◆ **Task requirements**
Copy each line of the entries below that contains the string "user".

Website and app data records:

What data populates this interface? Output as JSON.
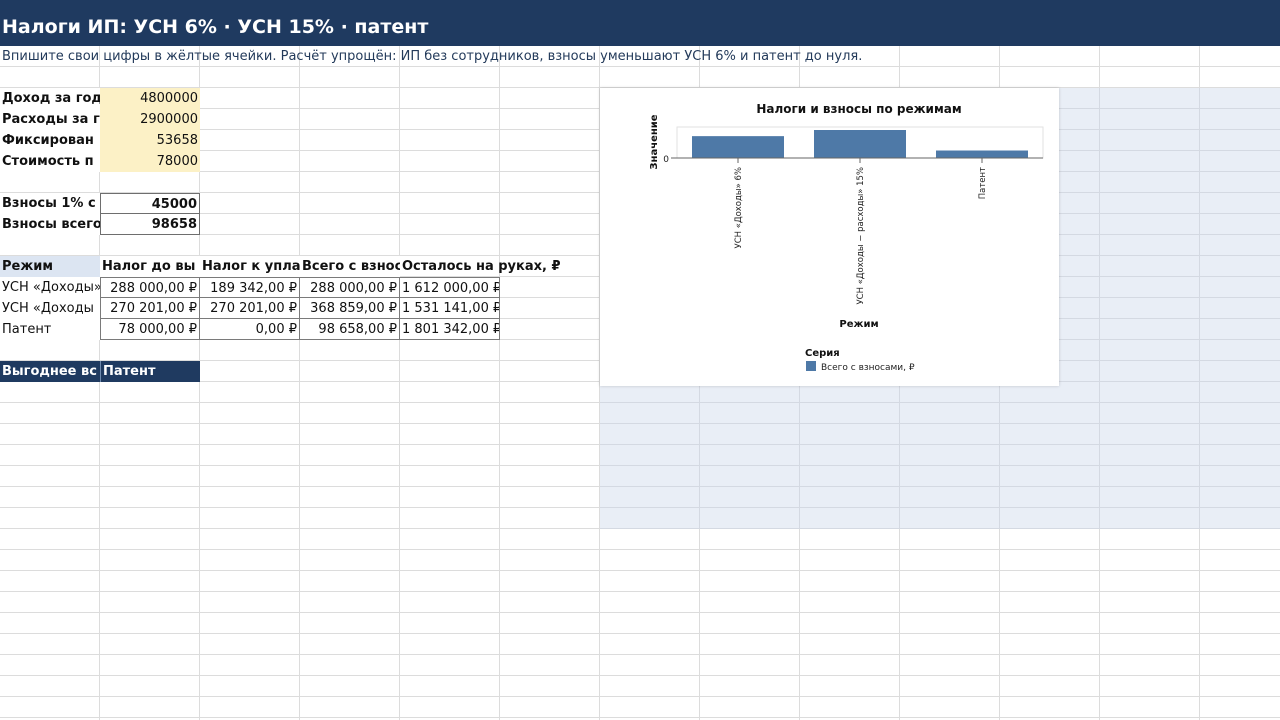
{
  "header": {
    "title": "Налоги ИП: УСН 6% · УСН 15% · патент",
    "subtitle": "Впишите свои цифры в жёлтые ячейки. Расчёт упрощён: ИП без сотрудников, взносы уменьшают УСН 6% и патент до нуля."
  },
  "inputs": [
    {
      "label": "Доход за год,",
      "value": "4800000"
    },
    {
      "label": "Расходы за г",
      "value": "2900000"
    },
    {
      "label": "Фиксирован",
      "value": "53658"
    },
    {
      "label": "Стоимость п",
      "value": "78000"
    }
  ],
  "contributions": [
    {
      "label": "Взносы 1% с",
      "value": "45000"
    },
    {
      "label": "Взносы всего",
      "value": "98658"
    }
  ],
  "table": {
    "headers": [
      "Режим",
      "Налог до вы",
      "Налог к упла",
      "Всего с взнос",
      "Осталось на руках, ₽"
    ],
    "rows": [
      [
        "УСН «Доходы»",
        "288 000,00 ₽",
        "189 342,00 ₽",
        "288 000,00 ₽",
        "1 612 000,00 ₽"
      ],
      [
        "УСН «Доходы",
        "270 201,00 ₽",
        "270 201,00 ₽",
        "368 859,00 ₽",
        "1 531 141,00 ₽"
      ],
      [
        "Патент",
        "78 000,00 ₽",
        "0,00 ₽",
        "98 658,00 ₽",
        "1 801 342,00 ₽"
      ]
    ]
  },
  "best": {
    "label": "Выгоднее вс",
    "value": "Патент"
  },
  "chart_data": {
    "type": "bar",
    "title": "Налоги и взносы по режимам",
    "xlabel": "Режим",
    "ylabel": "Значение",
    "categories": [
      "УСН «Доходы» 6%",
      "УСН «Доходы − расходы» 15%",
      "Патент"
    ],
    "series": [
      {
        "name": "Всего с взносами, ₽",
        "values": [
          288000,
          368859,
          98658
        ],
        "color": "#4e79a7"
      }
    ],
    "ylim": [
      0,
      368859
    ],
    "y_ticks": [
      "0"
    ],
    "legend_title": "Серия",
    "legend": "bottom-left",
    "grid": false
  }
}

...

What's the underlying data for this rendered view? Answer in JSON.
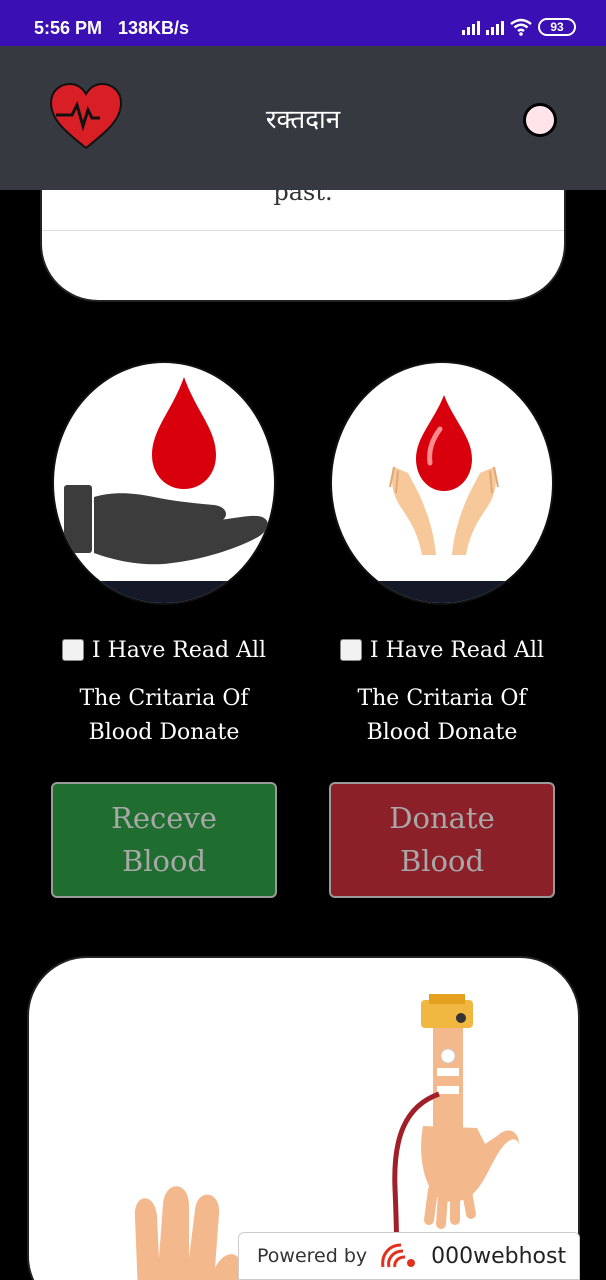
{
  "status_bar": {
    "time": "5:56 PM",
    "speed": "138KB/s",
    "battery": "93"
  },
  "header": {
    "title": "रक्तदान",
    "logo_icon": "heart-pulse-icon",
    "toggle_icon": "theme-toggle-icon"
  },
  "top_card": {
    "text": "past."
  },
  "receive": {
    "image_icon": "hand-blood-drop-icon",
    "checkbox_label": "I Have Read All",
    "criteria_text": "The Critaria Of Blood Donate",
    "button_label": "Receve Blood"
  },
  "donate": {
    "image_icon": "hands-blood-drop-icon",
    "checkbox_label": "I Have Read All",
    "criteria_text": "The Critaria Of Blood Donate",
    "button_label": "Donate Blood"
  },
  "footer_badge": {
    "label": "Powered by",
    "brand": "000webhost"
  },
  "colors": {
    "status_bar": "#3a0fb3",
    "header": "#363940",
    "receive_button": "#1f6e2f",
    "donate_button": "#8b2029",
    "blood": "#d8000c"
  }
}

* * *

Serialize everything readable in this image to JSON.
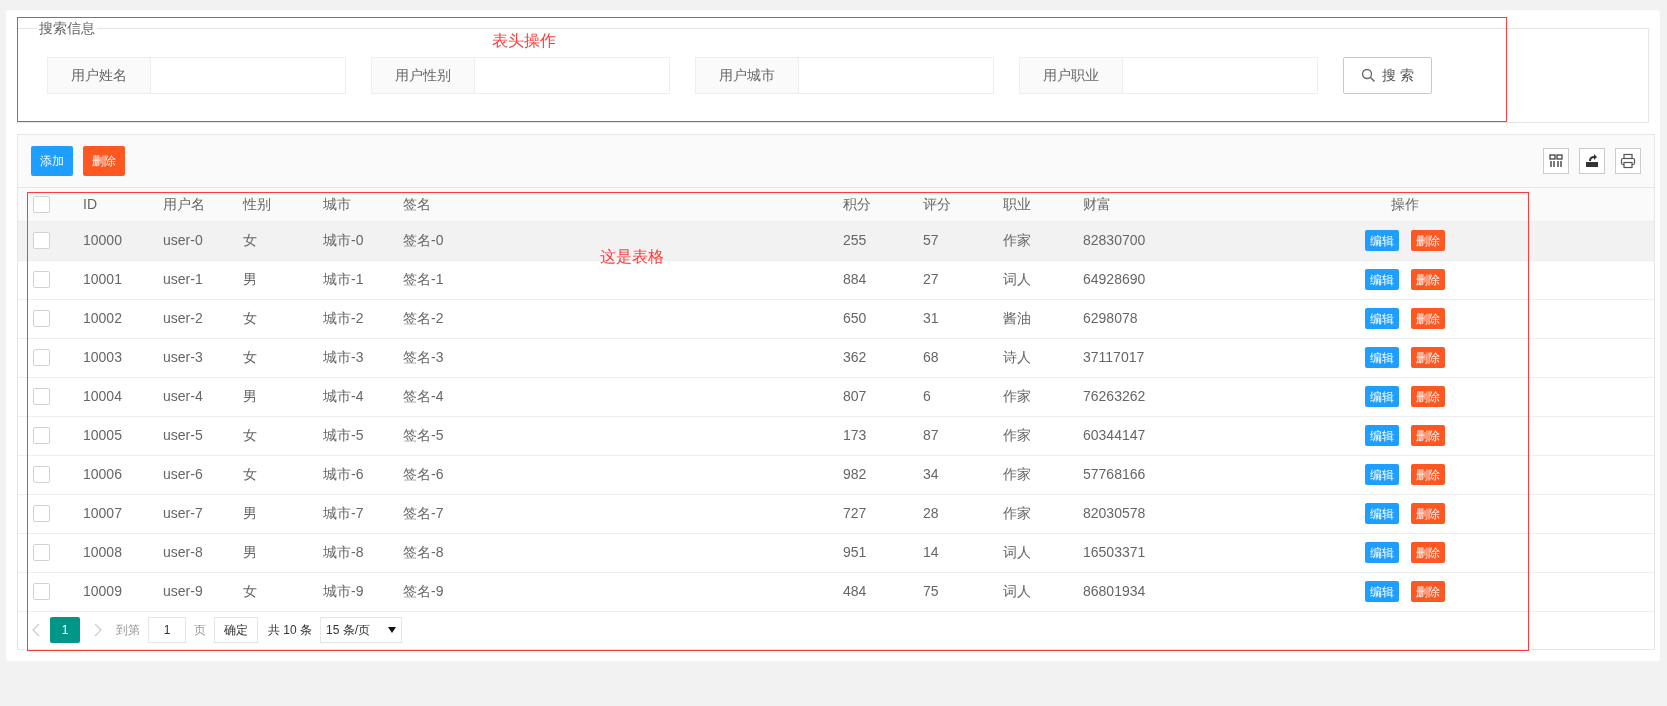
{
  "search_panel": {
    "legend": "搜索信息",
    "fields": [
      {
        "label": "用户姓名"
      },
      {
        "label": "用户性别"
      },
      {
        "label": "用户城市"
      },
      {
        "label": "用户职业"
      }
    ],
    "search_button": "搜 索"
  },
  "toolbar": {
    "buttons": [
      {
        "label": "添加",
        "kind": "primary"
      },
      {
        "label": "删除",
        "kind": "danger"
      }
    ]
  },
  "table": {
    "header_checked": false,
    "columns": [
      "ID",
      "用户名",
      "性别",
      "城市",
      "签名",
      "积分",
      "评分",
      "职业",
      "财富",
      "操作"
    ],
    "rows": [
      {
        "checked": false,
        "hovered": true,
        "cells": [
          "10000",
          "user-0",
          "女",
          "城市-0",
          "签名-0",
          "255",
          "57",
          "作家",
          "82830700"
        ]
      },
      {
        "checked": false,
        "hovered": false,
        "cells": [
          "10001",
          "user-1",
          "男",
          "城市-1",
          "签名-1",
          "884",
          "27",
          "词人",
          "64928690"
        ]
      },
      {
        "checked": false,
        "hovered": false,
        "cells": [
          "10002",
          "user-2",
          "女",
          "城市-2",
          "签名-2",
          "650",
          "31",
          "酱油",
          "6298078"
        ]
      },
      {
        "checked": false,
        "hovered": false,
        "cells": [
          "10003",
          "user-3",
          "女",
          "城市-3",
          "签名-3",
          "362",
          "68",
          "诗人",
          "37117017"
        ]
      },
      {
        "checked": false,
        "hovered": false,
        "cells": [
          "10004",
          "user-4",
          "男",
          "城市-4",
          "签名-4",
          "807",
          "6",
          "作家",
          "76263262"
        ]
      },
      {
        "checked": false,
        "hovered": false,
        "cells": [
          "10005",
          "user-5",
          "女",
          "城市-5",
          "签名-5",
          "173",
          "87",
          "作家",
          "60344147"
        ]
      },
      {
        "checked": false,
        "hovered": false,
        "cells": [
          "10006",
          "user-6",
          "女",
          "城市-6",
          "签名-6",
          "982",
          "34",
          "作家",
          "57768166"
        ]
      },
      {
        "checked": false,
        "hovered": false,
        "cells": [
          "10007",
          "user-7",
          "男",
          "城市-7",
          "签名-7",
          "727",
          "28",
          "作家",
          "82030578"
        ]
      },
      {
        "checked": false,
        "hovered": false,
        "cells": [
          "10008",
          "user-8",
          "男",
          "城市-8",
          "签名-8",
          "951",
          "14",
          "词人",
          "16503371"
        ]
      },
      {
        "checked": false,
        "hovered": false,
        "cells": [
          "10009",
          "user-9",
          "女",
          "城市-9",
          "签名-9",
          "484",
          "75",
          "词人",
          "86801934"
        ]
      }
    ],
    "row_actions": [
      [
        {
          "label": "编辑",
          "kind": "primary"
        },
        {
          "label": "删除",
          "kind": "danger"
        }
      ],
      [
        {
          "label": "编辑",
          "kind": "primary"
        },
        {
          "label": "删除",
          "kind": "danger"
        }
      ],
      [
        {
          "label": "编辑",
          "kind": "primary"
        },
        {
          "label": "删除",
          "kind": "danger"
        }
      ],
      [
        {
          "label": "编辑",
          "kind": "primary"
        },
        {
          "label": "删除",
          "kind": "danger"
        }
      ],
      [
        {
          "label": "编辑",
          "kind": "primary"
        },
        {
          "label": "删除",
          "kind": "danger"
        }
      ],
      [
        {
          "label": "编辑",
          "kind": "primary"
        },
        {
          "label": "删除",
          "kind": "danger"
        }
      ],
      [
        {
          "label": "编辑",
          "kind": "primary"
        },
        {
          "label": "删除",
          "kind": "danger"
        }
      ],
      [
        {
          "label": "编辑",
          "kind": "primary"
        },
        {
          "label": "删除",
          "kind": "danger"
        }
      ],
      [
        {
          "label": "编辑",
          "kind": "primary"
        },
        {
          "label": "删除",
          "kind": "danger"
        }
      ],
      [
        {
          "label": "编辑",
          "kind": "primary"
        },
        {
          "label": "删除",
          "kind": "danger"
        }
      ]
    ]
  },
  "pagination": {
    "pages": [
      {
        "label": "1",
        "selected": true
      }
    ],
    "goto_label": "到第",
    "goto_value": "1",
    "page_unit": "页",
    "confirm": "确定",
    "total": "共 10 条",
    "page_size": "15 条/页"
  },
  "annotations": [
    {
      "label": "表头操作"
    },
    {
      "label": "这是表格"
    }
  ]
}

◆ **Answer box**
          "user-0",
          "user-1",
          "user-2",
          "user-3",
          "user-4",
          "user-5",
          "user-6",
          "user-7",
          "user-8",
          "user-9",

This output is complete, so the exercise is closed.